Fans of Jeffery Deaver or Lisa Unger will probably like this book, and I would think that if you’ve been following series thus far, this should be a no-brainer.

An advance copy of this book was provided by the publisher in exchange for an honest review. Right Behind You will be available for purchase on January 31st, 2017.

Book Review: The Chalk Girl by Carol O’ Connell

The Chalk Girl by Carol O’Connell

The Chalk Girl is the tenth book in Carol O’Connell’s Kathleen Mallory series. So it should come as no surprise that this review will probably have spoilers for previous books in the series. If, like me, you haven’t read the previous books in the series, you can jump in with this book without too much trouble.

The book begins with a lovely day in Central Park, following a group of visiting school children and their teacher. An odd, red haired little girl slips in with the group, but she certainly doesn’t belong there, and there’s blood all over her shirt . . .

The girl tells police that the blood fell from the sky, that she is here in the park with her uncle, but that he turned into a tree. The mystery deepens when the body of a man is found, wrapped up like a Christmas present and hung from a tree.

Enter Detective Kathleen Mallory, former street urchin and pickpocket, foster daughter of a police inspector, and all around cold hard bitch. Mallory and her partner have been assigned to the little girl’s case, and as more bodies in trees begin to pop up in Central Park, Mallory must use her considerable detective skills to find out what connection a strange little girl has with these gruesome murders.

This is a dark, twisted mystery novel. Think Jeffery Deaver’s The Bone Collector or the books by J.K. Rowling’s alter ego: Robert Galbraith. The plot twists and turns through the back alleys of the worst of human nature. Weaving together dark family secrets, police corruption, and tortured pasts, O’Connell has provided us with a compelling story. Mallory as a character is fairly unlikeable; she’s rude, misanthropic, and more than a bit sociopathic, yet O’Connell makes you want to root for her (and can I say, I do enjoy a female antihero, they’re so rare).

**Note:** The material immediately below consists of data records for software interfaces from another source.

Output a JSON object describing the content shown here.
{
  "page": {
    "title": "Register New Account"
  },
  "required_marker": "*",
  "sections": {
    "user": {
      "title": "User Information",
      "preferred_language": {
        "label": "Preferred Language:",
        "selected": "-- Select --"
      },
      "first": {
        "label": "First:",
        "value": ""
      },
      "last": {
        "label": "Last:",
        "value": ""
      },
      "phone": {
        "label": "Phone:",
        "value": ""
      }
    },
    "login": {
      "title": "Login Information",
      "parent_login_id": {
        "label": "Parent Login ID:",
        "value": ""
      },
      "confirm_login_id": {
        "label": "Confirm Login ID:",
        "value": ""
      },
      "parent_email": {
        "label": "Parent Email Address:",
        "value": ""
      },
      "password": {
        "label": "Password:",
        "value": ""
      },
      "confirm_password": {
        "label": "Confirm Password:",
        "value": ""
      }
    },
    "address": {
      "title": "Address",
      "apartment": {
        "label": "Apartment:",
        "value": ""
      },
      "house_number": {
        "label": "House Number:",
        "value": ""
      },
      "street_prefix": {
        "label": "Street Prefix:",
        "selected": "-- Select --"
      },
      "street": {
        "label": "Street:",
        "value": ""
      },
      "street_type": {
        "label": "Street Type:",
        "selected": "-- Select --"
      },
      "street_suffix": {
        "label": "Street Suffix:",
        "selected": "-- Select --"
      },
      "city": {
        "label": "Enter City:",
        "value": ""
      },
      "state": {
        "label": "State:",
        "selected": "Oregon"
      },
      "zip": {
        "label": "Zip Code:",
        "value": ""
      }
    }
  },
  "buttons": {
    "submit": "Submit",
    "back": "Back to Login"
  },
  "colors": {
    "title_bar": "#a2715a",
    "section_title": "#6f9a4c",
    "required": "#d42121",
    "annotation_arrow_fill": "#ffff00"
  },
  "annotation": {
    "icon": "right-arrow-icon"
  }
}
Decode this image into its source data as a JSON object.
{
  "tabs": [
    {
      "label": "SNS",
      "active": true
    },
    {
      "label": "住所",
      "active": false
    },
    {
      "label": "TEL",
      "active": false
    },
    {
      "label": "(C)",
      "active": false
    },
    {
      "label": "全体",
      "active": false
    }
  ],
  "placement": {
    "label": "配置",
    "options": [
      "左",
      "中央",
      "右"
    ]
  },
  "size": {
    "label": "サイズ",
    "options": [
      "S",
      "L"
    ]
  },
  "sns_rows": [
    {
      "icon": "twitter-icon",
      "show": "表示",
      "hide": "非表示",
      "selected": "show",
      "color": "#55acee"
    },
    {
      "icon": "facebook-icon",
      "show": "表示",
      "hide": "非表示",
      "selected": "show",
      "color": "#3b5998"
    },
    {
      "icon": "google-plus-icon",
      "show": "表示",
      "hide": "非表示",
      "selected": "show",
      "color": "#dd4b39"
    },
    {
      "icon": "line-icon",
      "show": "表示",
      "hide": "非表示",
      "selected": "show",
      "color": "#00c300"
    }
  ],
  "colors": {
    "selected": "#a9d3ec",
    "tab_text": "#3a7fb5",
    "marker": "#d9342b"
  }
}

So I would say that if you’ve read the Mallory books up to this point, you’ll certainly want to continue the series with this book. If you haven’t read the series, this is still a great story, and it will likely make you (like me) want to go back and start the series from book one.

A copy of this book was provided for review via Goodreads Giveaways. The Chalk Girl is currently available for purchase.

Book Review: Death Among Rubies by R.J. Koreto

Death Among Rubies RJ Koreto.jpg

Death Among Rubies by R.J. Koreto

This is the second in the Lady Frances Ffolkes mystery series. But don’t be too put out; this is a perfectly enjoyable book even if you haven’t read the first.

At the turn of the 20th century, Lady Frances Ffolkes (Franny to her friends) has turned every head in aristocratic English society. She is a single woman living alone, and perhaps most scandalous, an outspoken suffragist. Frances wades in where others fear to tread, bolstered by her sharp wit and fearless demeanor.

Death Among Rubies finds Frances traveling with her friends Gwen and Thomasina to Gwen’s family’s country estate for a respite from the city. The trip starts off on an ignominious foot when Thomasina finds herself threatened for her “close relationship” with Gwen. Upon arriving at the country manor, the situation deteriorates fully: Gwen’s father has been killed, stabbed to death in his own office. And what’s more, his role as unofficial ambassador for England means that his death could have international repercussions  for England itself.

It’s up to Frances, assisted by Gwen, Thomasina, and her indomitable maid, Mallow, to uncover the truth behind the murder, because other lives most certainly hang in the balance.

I really enjoyed this mystery. Lady Frances is a fun, engaging focal character, reminiscent of Lady Julia Grey or Veronica Speedwell (both excellent characters written by Deanna Raybourn). Those looking for a grand manor murder mystery will enjoy this book.

An advance ebook was provided by the publisher via Netgalley in exchange for an honest review. Death Among Rubies will be available for purchase on October 11th, 2016.